|“||From director Lee Unkrich and producer Darla K. Anderson, the filmmaking team behind the Academy Award®-winning Toy Story 3, comes a wholly original Pixar Animation Studios film that delves into the vibrant holiday of Día de los Muertos.||”|
|“||Coco is the celebration of a lifetime, where the discovery of a generations-old mystery leads to a most extraordinary and surprising family reunion.||”|
On April 12, 2016, Lee Unkrich announced on Twitter that animation has officially started on Coco. The film's writer, Adrian Molina, was promoted to co-director in 2016.
Flip flops resembling several cars from the Cars universe can be seen.
Attached Short Film

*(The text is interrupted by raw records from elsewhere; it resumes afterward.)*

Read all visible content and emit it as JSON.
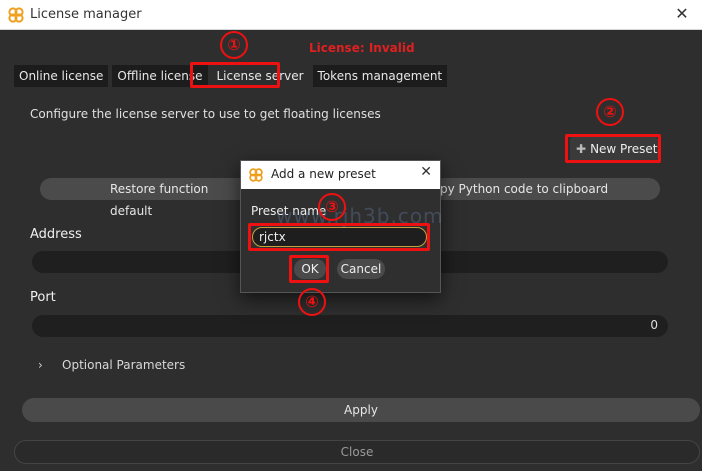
{
  "window": {
    "title": "License manager",
    "close_glyph": "✕",
    "icon": "app-logo-icon"
  },
  "license_status": "License: Invalid",
  "tabs": [
    {
      "label": "Online license"
    },
    {
      "label": "Offline license"
    },
    {
      "label": "License server",
      "active": true
    },
    {
      "label": "Tokens management"
    }
  ],
  "description": "Configure the license server to use to get floating licenses",
  "new_preset": {
    "plus": "✚",
    "label": "New Preset"
  },
  "buttons": {
    "restore": "Restore function default",
    "copy": "py Python code to clipboard",
    "apply": "Apply",
    "close": "Close"
  },
  "address": {
    "label": "Address",
    "value": ""
  },
  "port": {
    "label": "Port",
    "value": "0"
  },
  "optional": {
    "chevron": "›",
    "label": "Optional Parameters"
  },
  "dialog": {
    "title": "Add a new preset",
    "close_glyph": "✕",
    "preset_label": "Preset name",
    "preset_value": "rjctx",
    "ok": "OK",
    "cancel": "Cancel"
  },
  "markers": [
    "①",
    "②",
    "③",
    "④"
  ],
  "watermark": "www.rjh3b.com",
  "colors": {
    "annotation": "#e11111",
    "background": "#2e2e2e",
    "field": "#1f1f1f",
    "input_focus": "#c8a040"
  }
}
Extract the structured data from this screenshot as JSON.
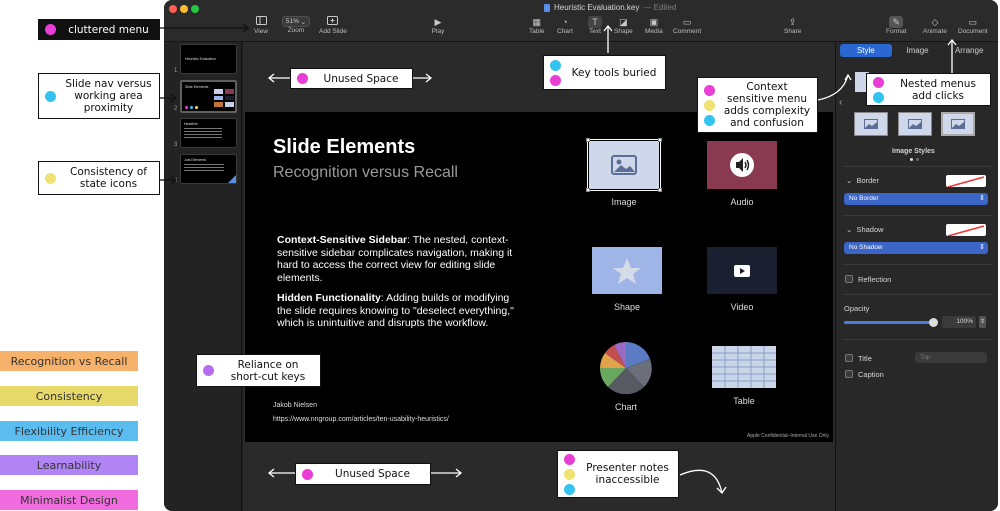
{
  "app": {
    "window_title": "Heuristic Evaluation.key",
    "window_status": "Edited"
  },
  "toolbar": {
    "view": "View",
    "zoom_value": "51%",
    "zoom": "Zoom",
    "add_slide": "Add Slide",
    "play": "Play",
    "table": "Table",
    "chart": "Chart",
    "text": "Text",
    "shape": "Shape",
    "media": "Media",
    "comment": "Comment",
    "share": "Share",
    "format": "Format",
    "animate": "Animate",
    "document": "Document"
  },
  "navigator": {
    "slide_numbers": [
      "1",
      "2",
      "3",
      "4"
    ],
    "thumb_titles": [
      "Heuristic Evaluation",
      "Slide Elements",
      "Headline",
      "Just Elements"
    ]
  },
  "slide": {
    "title": "Slide Elements",
    "subtitle": "Recognition versus Recall",
    "p1_bold": "Context-Sensitive Sidebar",
    "p1_text": ": The nested, context-sensitive sidebar complicates navigation, making it hard to access the correct view for editing slide elements.",
    "p2_bold": "Hidden Functionality",
    "p2_text": ": Adding builds or modifying the slide requires knowing to \"deselect everything,\" which is unintuitive and disrupts the workflow.",
    "author": "Jakob Nielsen",
    "url": "https://www.nngroup.com/articles/ten-usability-heuristics/",
    "confidential": "Apple Confidential–Internal Use Only",
    "elements": {
      "image": "Image",
      "audio": "Audio",
      "shape": "Shape",
      "video": "Video",
      "chart": "Chart",
      "table": "Table"
    }
  },
  "inspector": {
    "tabs": [
      "Style",
      "Image",
      "Arrange"
    ],
    "image_styles": "Image Styles",
    "border": "Border",
    "border_value": "No Border",
    "shadow": "Shadow",
    "shadow_value": "No Shadow",
    "reflection": "Reflection",
    "opacity": "Opacity",
    "opacity_value": "100%",
    "opacity_level": 1.0,
    "title": "Title",
    "title_position": "Top",
    "caption": "Caption"
  },
  "annotations": {
    "cluttered_menu": "cluttered menu",
    "slide_nav": "Slide nav versus working area proximity",
    "state_icons": "Consistency of state icons",
    "unused_space_top": "Unused Space",
    "key_tools": "Key tools buried",
    "context_menu": "Context sensitive menu adds complexity and confusion",
    "nested_menus": "Nested menus add clicks",
    "shortcut_keys": "Reliance on short-cut keys",
    "unused_space_bottom": "Unused Space",
    "presenter_notes": "Presenter notes inaccessible"
  },
  "legend": [
    {
      "label": "Recognition vs Recall",
      "color": "#f6b26b"
    },
    {
      "label": "Consistency",
      "color": "#e6d96a"
    },
    {
      "label": "Flexibility Efficiency",
      "color": "#5bbcf0"
    },
    {
      "label": "Learnability",
      "color": "#b084f5"
    },
    {
      "label": "Minimalist Design",
      "color": "#f06bde"
    }
  ],
  "colors": {
    "pink": "#e83ed6",
    "cyan": "#33c3f0",
    "yellow": "#efe271",
    "purple": "#b56cf2",
    "accent_blue": "#2b67d3"
  }
}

Olaf's Frozen Adventure, a half-hour short film based on the 2013 Walt Disney Animation Studios film Frozen that was originally to be aired as a television special on ABC, accompanied Coco for a limited time.
As the short film was meant to have a limited run, Disney pulled it from all theaters showing Coco starting December 8, 2017, meaning that its televised debut would proceed as planned.  Olaf's Frozen Adventure made its television debut on ABC on December 14, 2017.
This is the first time a Pixar film is not accompanied by a proper Pixar short film, or, after December 8, any short film, for that matter.
- Official Site
- Lee Unkrich announcing his next film on Twitter
- CinemaCon 2012: Pixar’s Dinosaur Film Gets A Title, New Lee Unkrich Project Announced
- ↑ Disney Announces Release Dates for 'Incredibles 2,' 'Cars 3'
- ↑ 
- ↑ D23: Pixar and Walt Disney Animation Studios Live Blog
- ↑ Pixar’s Dia De Los Muertos Movie Is Titled ‘Coco’ [D23 Expo 2015]
- ↑ Let it go: Disney is stripping 'Olaf's Frozen Adventure' from 'Coco' screenings - LA Times
- ↑ Why the Frozen short playing before Pixar’s Coco kicked up so much controversy - Vox